** Opening PROVIDED RECORDS block **
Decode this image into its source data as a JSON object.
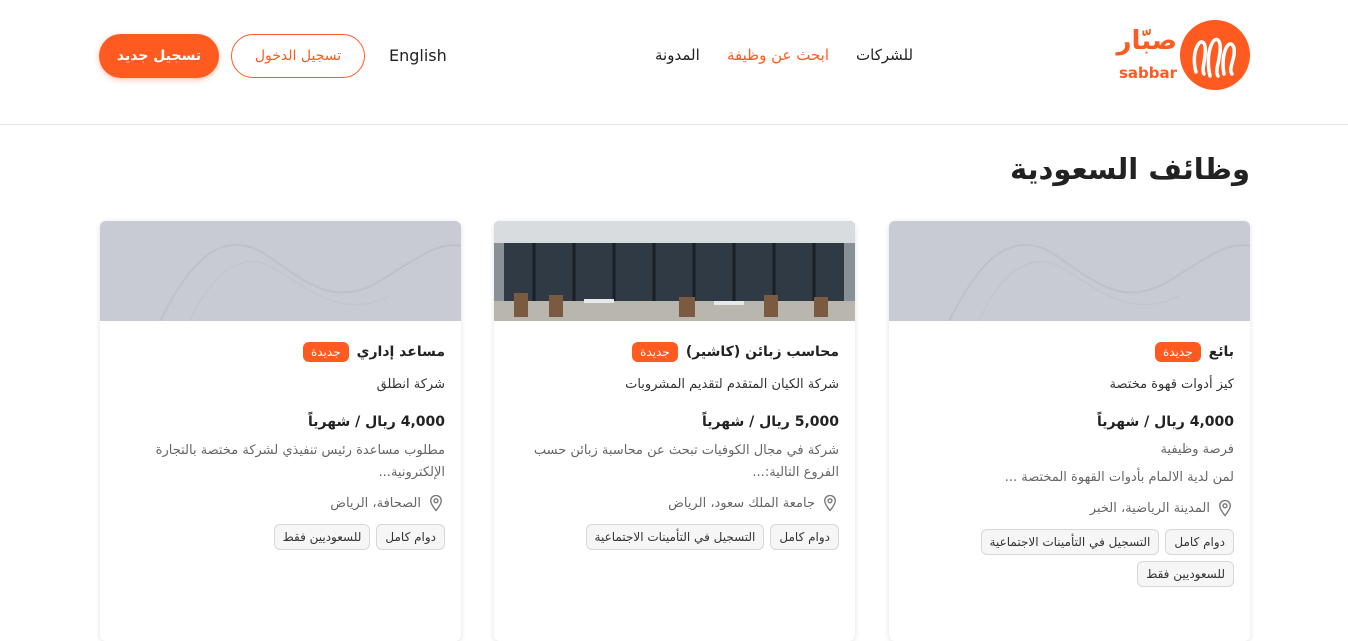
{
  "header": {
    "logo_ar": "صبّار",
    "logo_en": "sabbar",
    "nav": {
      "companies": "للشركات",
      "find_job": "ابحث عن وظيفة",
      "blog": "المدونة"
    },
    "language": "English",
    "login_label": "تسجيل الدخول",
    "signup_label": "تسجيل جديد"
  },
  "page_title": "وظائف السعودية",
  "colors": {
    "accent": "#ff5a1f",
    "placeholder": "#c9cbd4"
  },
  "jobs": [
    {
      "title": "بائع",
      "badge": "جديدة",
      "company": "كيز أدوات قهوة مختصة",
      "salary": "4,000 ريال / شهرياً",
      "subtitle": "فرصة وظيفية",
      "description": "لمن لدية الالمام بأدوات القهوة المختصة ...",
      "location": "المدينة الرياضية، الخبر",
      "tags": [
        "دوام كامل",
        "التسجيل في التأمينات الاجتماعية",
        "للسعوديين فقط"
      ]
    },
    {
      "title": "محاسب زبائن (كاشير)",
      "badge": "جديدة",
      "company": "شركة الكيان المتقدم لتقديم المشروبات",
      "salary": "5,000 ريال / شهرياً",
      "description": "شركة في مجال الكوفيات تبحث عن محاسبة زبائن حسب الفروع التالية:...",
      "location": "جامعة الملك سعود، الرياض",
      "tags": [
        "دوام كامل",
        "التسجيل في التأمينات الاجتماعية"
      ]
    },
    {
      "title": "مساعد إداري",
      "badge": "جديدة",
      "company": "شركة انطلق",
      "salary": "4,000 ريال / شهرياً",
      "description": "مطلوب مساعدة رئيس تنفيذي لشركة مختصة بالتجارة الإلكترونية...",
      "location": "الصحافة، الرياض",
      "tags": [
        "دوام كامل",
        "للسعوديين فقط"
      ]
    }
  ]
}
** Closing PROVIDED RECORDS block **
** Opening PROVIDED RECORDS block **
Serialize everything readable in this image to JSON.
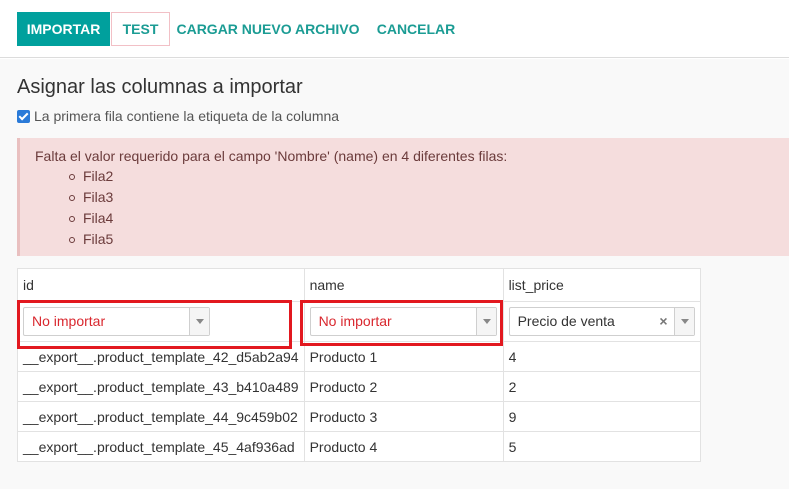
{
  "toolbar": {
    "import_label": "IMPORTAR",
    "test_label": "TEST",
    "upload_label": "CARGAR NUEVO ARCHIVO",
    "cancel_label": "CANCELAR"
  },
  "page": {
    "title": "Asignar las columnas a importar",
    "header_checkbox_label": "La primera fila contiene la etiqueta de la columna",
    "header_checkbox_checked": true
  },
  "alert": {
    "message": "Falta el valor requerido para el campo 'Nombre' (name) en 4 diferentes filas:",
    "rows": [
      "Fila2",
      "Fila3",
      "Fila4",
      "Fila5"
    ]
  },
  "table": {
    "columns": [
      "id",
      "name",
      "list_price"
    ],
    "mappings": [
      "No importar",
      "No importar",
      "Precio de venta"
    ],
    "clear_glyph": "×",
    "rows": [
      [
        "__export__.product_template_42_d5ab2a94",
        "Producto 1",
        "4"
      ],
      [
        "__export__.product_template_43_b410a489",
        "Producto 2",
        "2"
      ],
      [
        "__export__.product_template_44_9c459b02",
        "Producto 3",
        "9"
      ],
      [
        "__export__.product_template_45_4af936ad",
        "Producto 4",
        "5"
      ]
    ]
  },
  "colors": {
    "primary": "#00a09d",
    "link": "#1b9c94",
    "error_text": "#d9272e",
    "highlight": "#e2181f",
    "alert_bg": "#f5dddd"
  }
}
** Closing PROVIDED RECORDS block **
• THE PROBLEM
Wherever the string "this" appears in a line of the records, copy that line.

• RESULT
Decode this image into its source data as a JSON object.
Serialize everything readable in this image to JSON.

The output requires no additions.